“Something unique about [our] studio is that, given the difficulties of doing research in architecture today and the usefulness of the “research applied to architecture” concept, we maintain two open, integrated lines of work: one line maintains small projects, very quick, very immediate; and the other is related to the large projects, generally the result of international competitions around the world.”
Check out a full transcript of our interview with Herreros after the break…
Not long ago we sat down with Ada Tolla and Giuseppe Lignano of LOT-EK—a New York City- and Naples-based architectural design studio. Known for their work with shipping containers, they discuss the learning curve they have endured by using objects that fall outside of the typical materials specified in manuals. LOT-EK also explains that they have been influenced by the freedom exercised in contemporary art. In their attempt to look at the world through “different eyes,” they find that networking is indispensable since it “makes what [they] do relevant” and opens them up to new opportunities.
Widely acclaimed for the work on projects such as PUMA City, Pier 57 and Sanlitun South, LOT-EK has been practicing since 1993. Tolla and Lignano also teach at Columbia University’s GSAPP in New York, and at the MIT’s Graduate Department of Architecture, in Cambridge, MA.
Hear what they have to say about running a practice, studying architecture and balancing their projects in an increasingly globalized system in our interview. And check out LOT-EK’s projects on ArchDaily:
In this interview by Hugo Oliveira, Álvaro Siza presents his ideas on the link between obsolescence and quality in architecture, and the role that a design’s flexibility plays in this relationship. He argues that the convent is perhaps the best example of a typology which is both fit for purpose and very flexible, allowing myriad other uses when its lifespan as a convent has ended. He also laments the current tendency to design a building for a very short period of time – intended to last only as long as it is needed for its original function. He links this tendency back to the Futurists of the early 20th century, where the idea was that “each generation makes its own environment which is later destroyed”, an idea he dismisses since “it also allows you to build badly because it only needs to last twenty years”.

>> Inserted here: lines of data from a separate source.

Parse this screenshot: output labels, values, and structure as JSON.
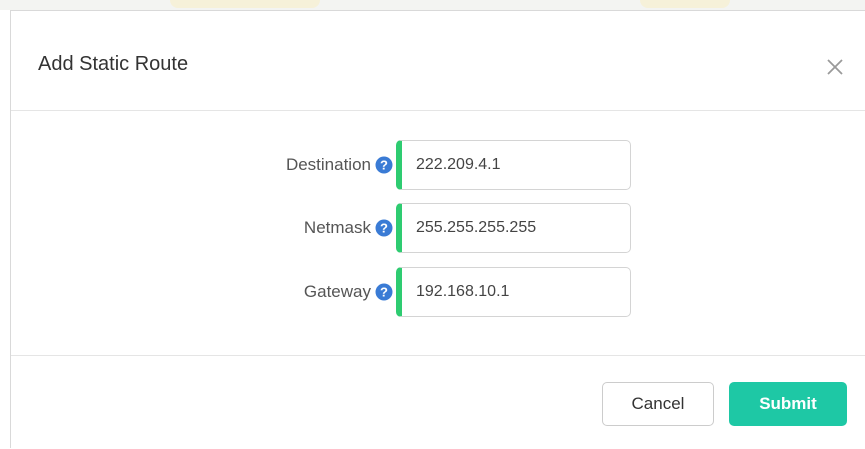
{
  "dialog": {
    "title": "Add Static Route",
    "close_icon": "close-icon"
  },
  "form": {
    "fields": [
      {
        "label": "Destination",
        "value": "222.209.4.1",
        "help_icon": "question-circle-icon"
      },
      {
        "label": "Netmask",
        "value": "255.255.255.255",
        "help_icon": "question-circle-icon"
      },
      {
        "label": "Gateway",
        "value": "192.168.10.1",
        "help_icon": "question-circle-icon"
      }
    ]
  },
  "footer": {
    "cancel_label": "Cancel",
    "submit_label": "Submit"
  },
  "colors": {
    "accent": "#1ec8a5",
    "valid_border": "#2ecc71",
    "help_icon": "#3a7bd5"
  }
}
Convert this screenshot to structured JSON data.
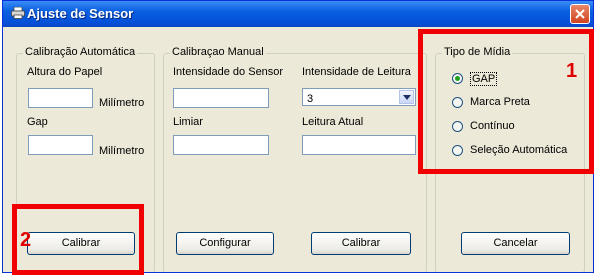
{
  "window": {
    "title": "Ajuste de Sensor"
  },
  "auto_group": {
    "legend": "Calibração Automática",
    "paper_height_label": "Altura do Papel",
    "paper_height_value": "",
    "paper_height_unit": "Milímetro",
    "gap_label": "Gap",
    "gap_value": "",
    "gap_unit": "Milímetro",
    "calibrate_label": "Calibrar"
  },
  "manual_group": {
    "legend": "Calibraçao Manual",
    "sensor_intensity_label": "Intensidade do Sensor",
    "sensor_intensity_value": "",
    "read_intensity_label": "Intensidade de Leitura",
    "read_intensity_value": "3",
    "threshold_label": "Limiar",
    "threshold_value": "",
    "current_read_label": "Leitura Atual",
    "current_read_value": "",
    "configure_label": "Configurar",
    "calibrate_label": "Calibrar"
  },
  "media_group": {
    "legend": "Tipo de Mídia",
    "options": [
      {
        "label": "GAP",
        "selected": true
      },
      {
        "label": "Marca Preta",
        "selected": false
      },
      {
        "label": "Contínuo",
        "selected": false
      },
      {
        "label": "Seleção Automática",
        "selected": false
      }
    ],
    "cancel_label": "Cancelar"
  },
  "annotations": [
    {
      "number": "1",
      "color": "#f00000"
    },
    {
      "number": "2",
      "color": "#f00000"
    }
  ]
}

You can see how Siza creates this flexibility in his own work by looking at his past projects featured on ArchDaily: